[Dataset rows describing interfaces]

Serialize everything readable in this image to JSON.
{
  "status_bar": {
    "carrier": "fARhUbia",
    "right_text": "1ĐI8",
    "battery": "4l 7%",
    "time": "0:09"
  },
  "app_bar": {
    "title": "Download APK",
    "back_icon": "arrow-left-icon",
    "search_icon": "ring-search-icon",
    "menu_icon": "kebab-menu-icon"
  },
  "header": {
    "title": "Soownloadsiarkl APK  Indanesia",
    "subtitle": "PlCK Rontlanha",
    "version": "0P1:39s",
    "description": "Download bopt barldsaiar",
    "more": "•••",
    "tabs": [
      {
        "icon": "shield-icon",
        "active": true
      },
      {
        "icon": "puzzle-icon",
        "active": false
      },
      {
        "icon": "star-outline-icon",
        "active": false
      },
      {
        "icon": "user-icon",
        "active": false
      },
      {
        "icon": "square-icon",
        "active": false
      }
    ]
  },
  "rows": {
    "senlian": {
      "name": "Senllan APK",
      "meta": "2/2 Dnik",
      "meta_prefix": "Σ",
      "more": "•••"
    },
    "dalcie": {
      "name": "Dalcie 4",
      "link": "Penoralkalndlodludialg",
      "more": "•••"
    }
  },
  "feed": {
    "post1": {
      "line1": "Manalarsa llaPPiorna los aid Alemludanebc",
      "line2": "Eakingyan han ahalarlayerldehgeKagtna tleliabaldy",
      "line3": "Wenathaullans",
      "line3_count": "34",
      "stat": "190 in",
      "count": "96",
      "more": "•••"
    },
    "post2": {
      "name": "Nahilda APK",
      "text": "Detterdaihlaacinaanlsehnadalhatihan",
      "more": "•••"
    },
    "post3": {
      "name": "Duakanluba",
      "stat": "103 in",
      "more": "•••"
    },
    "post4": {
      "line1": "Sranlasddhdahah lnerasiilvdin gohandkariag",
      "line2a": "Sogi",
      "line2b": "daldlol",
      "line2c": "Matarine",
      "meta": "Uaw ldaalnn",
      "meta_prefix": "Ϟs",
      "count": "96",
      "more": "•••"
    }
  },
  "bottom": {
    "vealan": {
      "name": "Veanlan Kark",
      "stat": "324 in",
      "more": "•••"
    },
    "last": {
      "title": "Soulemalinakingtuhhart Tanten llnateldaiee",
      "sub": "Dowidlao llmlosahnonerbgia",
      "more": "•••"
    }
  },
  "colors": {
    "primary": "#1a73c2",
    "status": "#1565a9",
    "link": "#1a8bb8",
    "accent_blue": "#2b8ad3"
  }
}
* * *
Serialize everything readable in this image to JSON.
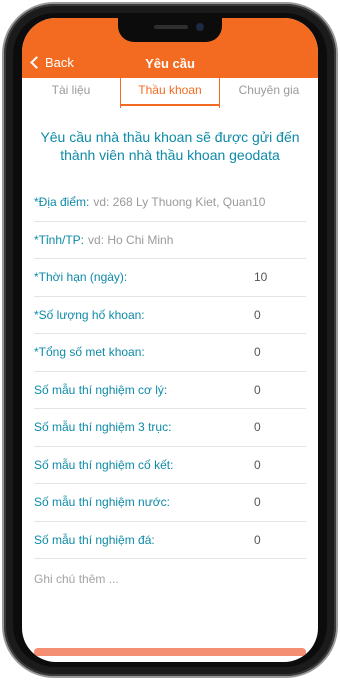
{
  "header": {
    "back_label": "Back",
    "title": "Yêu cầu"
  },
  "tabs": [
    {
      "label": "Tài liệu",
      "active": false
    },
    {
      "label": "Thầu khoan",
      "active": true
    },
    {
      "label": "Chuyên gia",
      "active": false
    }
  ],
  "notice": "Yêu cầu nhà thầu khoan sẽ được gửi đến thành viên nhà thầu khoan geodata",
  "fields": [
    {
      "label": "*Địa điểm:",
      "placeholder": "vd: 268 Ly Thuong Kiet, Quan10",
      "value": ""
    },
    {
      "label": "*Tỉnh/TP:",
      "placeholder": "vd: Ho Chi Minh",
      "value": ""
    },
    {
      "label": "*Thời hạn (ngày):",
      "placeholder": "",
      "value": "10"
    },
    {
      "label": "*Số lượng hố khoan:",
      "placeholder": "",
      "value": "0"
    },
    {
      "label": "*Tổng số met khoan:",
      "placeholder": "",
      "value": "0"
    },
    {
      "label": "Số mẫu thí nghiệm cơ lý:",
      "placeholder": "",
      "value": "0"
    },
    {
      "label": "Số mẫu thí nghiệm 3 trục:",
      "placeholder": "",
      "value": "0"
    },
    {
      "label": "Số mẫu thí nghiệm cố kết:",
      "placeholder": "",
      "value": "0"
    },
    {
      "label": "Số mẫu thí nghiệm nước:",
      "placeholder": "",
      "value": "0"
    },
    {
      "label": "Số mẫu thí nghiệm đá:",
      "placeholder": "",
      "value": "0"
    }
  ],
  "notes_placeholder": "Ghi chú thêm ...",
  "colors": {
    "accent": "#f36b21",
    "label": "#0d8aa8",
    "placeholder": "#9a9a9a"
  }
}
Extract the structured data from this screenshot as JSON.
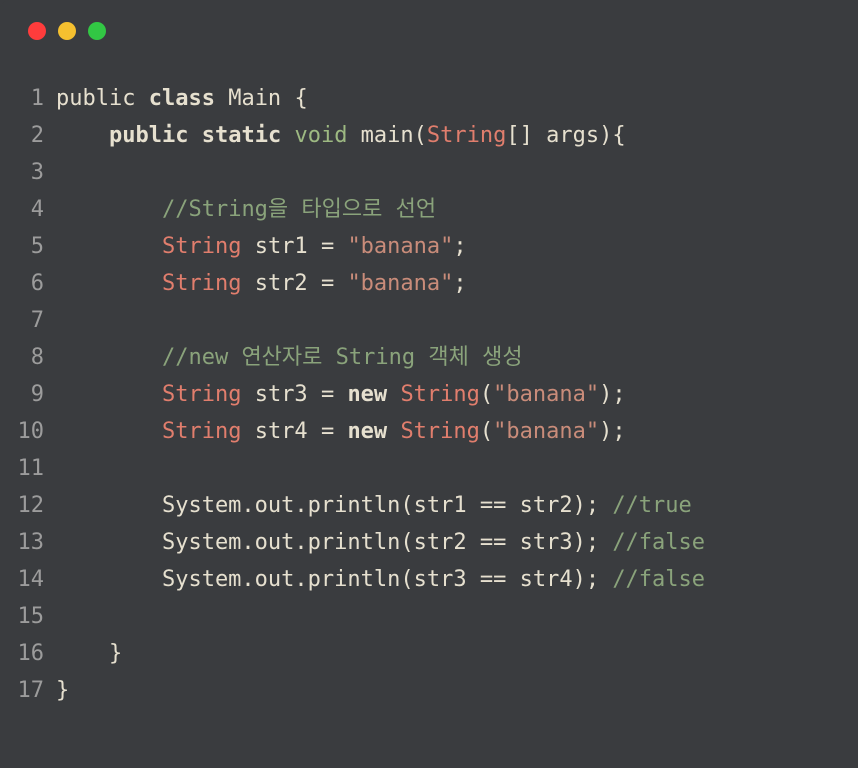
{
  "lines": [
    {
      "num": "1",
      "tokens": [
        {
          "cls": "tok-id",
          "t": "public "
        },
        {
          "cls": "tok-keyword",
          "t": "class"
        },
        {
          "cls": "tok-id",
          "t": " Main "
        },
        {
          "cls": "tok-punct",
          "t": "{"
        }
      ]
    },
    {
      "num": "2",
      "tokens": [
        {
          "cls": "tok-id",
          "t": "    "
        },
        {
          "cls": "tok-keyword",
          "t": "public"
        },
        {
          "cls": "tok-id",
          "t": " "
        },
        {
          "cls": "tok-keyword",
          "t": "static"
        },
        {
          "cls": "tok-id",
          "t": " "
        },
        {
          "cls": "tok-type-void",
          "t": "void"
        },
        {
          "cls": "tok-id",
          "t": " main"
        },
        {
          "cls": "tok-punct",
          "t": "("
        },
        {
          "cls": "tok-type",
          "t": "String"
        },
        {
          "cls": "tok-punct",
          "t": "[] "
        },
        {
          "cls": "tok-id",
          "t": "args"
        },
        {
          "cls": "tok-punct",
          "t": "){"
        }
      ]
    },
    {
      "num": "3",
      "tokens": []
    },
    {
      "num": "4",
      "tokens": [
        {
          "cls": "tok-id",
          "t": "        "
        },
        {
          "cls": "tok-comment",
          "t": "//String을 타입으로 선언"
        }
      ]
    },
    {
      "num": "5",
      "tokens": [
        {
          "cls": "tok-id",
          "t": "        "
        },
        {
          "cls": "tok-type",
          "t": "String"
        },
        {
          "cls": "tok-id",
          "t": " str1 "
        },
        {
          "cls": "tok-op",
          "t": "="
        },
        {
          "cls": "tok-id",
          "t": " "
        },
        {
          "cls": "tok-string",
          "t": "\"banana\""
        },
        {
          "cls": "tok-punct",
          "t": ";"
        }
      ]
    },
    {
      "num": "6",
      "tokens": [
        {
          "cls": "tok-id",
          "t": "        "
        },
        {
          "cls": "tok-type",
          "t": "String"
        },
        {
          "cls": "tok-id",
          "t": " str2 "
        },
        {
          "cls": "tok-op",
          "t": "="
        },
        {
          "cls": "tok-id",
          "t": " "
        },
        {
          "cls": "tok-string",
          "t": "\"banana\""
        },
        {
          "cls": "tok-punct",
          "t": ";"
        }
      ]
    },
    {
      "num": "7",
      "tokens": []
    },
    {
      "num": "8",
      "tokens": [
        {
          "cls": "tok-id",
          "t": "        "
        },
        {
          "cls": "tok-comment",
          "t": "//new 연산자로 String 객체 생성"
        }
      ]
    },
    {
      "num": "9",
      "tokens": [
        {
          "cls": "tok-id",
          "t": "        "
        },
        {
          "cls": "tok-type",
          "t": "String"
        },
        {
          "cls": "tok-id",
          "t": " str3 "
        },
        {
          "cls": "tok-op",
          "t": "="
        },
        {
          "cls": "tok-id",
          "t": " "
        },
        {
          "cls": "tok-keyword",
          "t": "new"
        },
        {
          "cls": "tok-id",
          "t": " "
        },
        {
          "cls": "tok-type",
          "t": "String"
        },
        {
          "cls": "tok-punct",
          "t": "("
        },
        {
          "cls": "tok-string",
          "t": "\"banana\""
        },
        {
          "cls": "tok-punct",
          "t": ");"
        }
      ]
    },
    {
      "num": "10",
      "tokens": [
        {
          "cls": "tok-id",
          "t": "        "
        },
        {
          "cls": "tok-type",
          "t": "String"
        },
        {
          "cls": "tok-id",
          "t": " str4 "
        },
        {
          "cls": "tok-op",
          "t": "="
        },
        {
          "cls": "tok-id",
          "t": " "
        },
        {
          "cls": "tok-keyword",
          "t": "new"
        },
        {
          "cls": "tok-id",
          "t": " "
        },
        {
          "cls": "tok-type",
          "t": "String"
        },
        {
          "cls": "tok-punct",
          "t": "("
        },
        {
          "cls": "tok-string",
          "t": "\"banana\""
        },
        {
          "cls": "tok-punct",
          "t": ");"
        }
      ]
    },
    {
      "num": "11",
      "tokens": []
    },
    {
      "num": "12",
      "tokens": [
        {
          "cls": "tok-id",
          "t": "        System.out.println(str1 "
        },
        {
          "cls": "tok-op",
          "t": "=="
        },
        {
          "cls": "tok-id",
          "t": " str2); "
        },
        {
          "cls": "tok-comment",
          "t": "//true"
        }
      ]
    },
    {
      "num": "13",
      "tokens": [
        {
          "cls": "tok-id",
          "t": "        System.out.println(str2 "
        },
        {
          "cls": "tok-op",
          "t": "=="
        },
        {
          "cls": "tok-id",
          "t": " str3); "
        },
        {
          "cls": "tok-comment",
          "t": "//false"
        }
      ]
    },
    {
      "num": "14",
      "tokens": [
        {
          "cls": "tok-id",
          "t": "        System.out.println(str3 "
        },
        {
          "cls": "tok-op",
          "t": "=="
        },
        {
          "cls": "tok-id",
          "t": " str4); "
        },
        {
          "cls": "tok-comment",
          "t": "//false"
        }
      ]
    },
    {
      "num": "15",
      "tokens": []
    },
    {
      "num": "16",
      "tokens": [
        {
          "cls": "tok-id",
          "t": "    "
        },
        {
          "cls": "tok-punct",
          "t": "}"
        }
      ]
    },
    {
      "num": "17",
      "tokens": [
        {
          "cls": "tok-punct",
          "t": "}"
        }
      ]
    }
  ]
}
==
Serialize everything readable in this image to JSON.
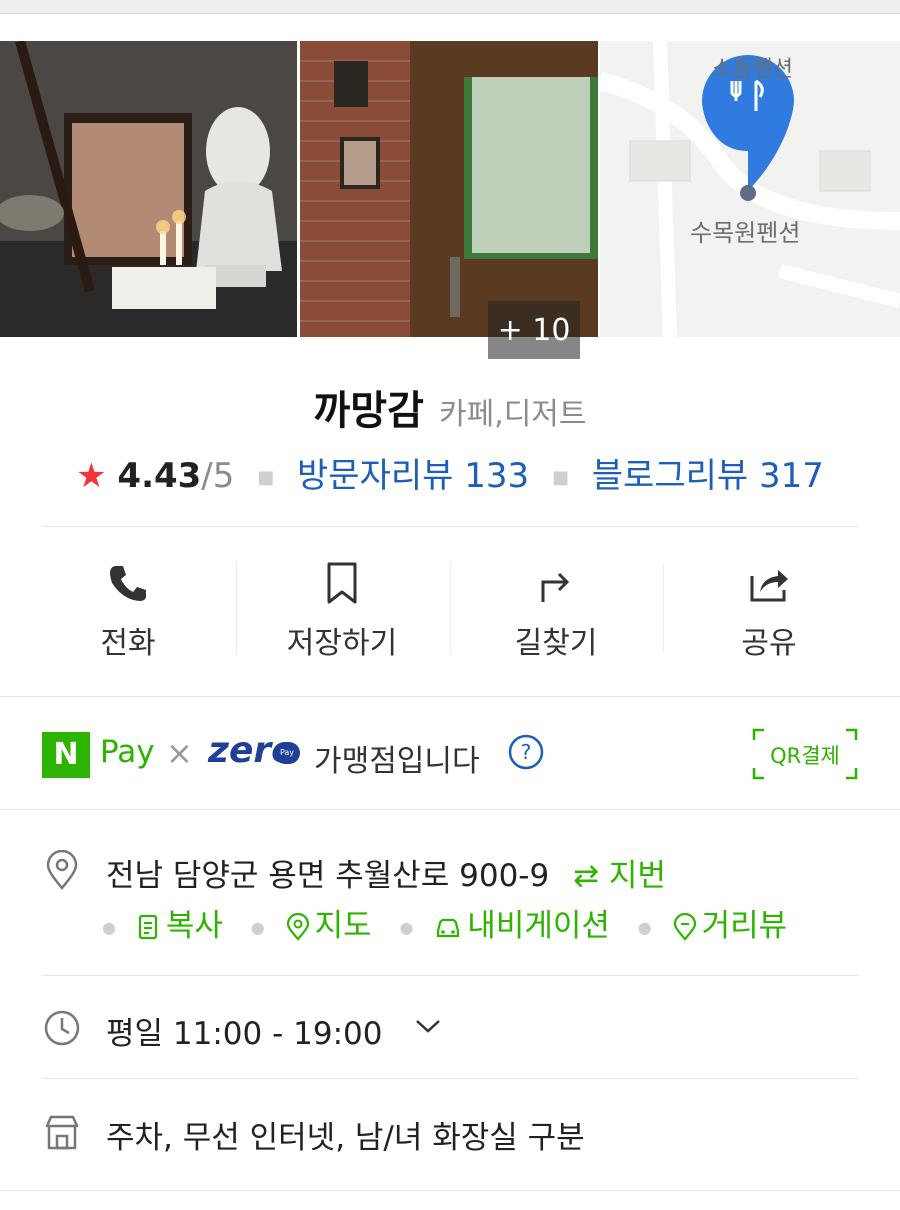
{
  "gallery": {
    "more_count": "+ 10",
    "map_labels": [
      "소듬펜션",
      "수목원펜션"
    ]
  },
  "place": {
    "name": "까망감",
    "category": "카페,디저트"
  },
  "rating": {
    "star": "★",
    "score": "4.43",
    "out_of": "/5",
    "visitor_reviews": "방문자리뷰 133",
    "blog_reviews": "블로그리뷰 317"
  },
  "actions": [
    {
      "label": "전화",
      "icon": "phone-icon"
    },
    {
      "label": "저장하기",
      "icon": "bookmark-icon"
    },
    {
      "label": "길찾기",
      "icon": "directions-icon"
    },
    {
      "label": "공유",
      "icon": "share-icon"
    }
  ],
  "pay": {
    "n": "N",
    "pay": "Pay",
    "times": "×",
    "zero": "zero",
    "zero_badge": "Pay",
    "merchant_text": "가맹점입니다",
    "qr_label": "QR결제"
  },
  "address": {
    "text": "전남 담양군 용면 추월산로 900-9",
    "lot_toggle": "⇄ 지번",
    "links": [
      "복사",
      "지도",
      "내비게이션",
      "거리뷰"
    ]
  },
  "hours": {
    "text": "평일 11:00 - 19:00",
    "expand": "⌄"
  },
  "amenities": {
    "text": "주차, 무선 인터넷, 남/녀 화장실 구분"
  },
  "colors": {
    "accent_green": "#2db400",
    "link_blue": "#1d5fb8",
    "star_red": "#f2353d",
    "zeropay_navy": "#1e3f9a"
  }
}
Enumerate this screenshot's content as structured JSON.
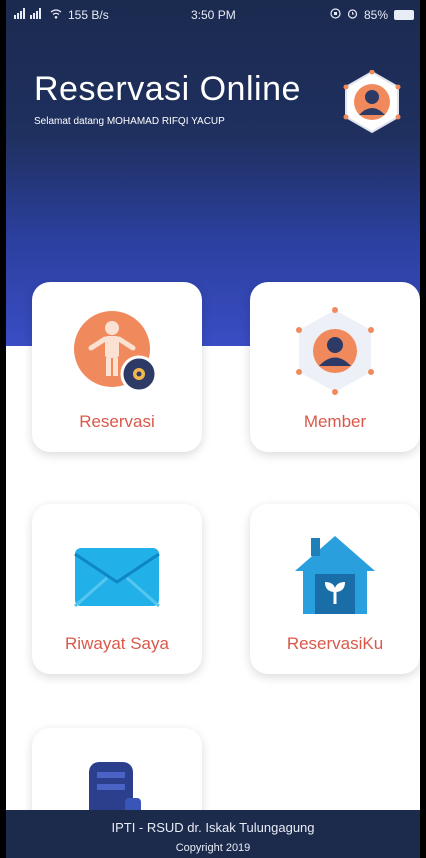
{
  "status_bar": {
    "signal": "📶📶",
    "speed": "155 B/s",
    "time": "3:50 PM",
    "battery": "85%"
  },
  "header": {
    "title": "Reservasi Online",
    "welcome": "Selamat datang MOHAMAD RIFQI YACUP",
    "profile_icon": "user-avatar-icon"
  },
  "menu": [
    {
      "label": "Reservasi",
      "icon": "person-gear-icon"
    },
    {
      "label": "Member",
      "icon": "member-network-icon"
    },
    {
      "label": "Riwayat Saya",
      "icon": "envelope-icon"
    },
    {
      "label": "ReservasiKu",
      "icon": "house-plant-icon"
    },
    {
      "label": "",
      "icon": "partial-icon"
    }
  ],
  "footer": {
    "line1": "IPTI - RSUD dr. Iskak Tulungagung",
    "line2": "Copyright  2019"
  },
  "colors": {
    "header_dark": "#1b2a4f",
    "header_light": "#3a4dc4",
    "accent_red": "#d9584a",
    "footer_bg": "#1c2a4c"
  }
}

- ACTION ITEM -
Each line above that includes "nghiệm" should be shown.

- ANSWER SECTION -
      "label": "Số mẫu thí nghiệm cơ lý:",
      "label": "Số mẫu thí nghiệm 3 trục:",
      "label": "Số mẫu thí nghiệm cố kết:",
      "label": "Số mẫu thí nghiệm nước:",
      "label": "Số mẫu thí nghiệm đá:",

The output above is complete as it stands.